It's been a happy convergence of spring going into summer events and my lack of travel (til Bangkok in July) that accounts for my frenzied schedule. The latest rundown (apart from the recent drama with the Caps):
Last Saturday, the international mother's day bazaar at the Islamic Center, which drew a lot of people who were also attending the EU Open Houses. MoBob and I went with three Moroccan friends, for whom it was their first visit to the mosque. Two ladies provided caftans and headscarves at the entrance, and, as always, I looked like a Malaysian exchange student.
That evening we attended "The Spirit of Polynesia" show at the Washington DC Temple Visitors Center. We were seated way in the back (Moroccan/Polynesian time) and heard a young man with a big, booming voice over the course of the evening.

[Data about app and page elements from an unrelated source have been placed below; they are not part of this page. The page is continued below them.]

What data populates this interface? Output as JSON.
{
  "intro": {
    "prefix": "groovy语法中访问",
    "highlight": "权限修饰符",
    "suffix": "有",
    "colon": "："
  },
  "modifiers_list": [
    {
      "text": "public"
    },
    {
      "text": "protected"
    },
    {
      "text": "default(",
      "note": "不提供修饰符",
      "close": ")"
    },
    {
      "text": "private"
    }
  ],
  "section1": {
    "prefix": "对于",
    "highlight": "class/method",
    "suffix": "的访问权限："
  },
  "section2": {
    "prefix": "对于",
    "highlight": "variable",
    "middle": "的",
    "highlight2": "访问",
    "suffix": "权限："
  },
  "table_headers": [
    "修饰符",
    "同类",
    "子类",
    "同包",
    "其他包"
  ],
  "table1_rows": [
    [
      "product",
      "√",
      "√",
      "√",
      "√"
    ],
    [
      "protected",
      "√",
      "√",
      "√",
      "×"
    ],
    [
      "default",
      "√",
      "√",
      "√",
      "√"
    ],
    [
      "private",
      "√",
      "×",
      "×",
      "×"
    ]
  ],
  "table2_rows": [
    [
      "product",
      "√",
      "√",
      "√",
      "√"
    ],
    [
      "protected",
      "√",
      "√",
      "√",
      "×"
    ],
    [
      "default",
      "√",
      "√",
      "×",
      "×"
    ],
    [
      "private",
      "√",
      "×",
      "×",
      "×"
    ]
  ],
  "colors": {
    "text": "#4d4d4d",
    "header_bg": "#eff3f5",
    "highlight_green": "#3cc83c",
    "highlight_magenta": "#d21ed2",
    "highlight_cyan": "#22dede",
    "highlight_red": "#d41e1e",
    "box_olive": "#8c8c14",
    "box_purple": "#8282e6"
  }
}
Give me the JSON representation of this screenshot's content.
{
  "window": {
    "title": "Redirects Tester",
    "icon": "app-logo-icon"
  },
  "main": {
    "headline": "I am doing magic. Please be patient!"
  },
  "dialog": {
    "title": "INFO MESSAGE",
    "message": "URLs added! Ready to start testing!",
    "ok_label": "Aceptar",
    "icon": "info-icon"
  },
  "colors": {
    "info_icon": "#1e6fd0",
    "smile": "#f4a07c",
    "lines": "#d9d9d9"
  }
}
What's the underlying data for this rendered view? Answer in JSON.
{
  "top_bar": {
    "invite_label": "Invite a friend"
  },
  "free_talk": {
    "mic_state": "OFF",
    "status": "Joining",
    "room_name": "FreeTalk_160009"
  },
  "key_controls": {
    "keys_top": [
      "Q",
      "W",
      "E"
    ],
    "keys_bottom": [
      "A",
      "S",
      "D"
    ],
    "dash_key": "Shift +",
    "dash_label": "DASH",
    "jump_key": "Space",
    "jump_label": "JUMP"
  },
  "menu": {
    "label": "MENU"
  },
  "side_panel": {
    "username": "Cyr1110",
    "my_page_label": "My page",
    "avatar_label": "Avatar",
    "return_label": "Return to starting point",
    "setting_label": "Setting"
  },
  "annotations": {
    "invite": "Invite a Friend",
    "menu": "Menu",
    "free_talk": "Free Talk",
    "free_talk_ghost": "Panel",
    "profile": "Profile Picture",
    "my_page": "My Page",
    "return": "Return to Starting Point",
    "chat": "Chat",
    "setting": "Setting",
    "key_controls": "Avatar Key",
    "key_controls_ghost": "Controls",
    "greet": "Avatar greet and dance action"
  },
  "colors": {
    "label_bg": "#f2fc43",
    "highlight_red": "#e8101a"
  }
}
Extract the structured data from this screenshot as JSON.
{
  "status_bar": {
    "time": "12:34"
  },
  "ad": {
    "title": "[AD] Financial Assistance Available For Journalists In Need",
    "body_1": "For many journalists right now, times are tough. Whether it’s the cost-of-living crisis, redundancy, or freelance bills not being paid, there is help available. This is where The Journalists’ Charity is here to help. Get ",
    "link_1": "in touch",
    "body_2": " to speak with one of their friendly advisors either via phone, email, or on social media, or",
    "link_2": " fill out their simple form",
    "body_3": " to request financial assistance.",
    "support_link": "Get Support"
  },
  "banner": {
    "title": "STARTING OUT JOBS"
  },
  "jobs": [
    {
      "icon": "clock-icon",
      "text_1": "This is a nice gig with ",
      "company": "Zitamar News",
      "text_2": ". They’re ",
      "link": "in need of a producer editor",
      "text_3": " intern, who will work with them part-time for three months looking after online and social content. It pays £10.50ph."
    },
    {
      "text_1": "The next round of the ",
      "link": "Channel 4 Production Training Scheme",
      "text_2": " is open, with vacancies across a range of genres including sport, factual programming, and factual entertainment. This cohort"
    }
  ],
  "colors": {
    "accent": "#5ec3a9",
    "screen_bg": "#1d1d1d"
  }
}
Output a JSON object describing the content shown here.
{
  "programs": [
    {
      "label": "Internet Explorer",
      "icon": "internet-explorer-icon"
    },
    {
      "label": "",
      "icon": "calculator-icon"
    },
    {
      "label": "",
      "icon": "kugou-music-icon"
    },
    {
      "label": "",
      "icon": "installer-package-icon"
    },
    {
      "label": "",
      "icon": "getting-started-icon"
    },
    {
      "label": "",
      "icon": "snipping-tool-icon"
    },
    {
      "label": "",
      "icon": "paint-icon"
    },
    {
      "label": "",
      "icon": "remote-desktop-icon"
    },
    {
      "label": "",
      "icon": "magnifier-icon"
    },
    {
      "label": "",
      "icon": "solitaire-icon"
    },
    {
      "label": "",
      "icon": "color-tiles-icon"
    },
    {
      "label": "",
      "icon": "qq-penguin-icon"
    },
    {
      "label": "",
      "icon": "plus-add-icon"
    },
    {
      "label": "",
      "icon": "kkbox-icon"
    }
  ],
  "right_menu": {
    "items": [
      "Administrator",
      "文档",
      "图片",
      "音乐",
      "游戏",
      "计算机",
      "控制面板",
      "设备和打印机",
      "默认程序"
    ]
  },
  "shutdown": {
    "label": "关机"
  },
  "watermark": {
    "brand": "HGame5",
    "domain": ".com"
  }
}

During the Samoan segment, we saw him bound down the stairs and start dancing on stage. It was a homesick Samoan elder! I hope he didn't get reprimanded for that.
Plus, I love that we were probably the only car with a Cal bumper sticker in the parking lot.
We were planning to see the Song1 installation but the skies didn't cooperate until Wednesday. MB and I brought camp chairs and enjoyed the projection. So beautiful. I actually teared up, though not at the specter of Giant Tilda Swinton. We were next to a young woman with five little ones who all looked under the age of 6 or 7, who sat calmly in the dark. We were all transfixed.
This is the stuff I've been working on: Obama Unveils Private-Public Partnership on Food Aid.
I was glad to see Daniel Libeskind speak at the Goethe Institute. The public was invited to listen to him converse with the director of the National Building Museum, which was a nice format. I took a look at my notes:
architecture is a musical performance
there is an urgency to history
history is what architecture is
the notion of a collective memory is very abstract
what is the difference between space and void?
there is a tension between the building and the exhibits it holds
Jacques Derrida was a friend of mine
And for the start of the weekend, we went to the famous Bistro du Coin. It was OK. The waiter was authentically distracted and rude, but accepted our orders in French.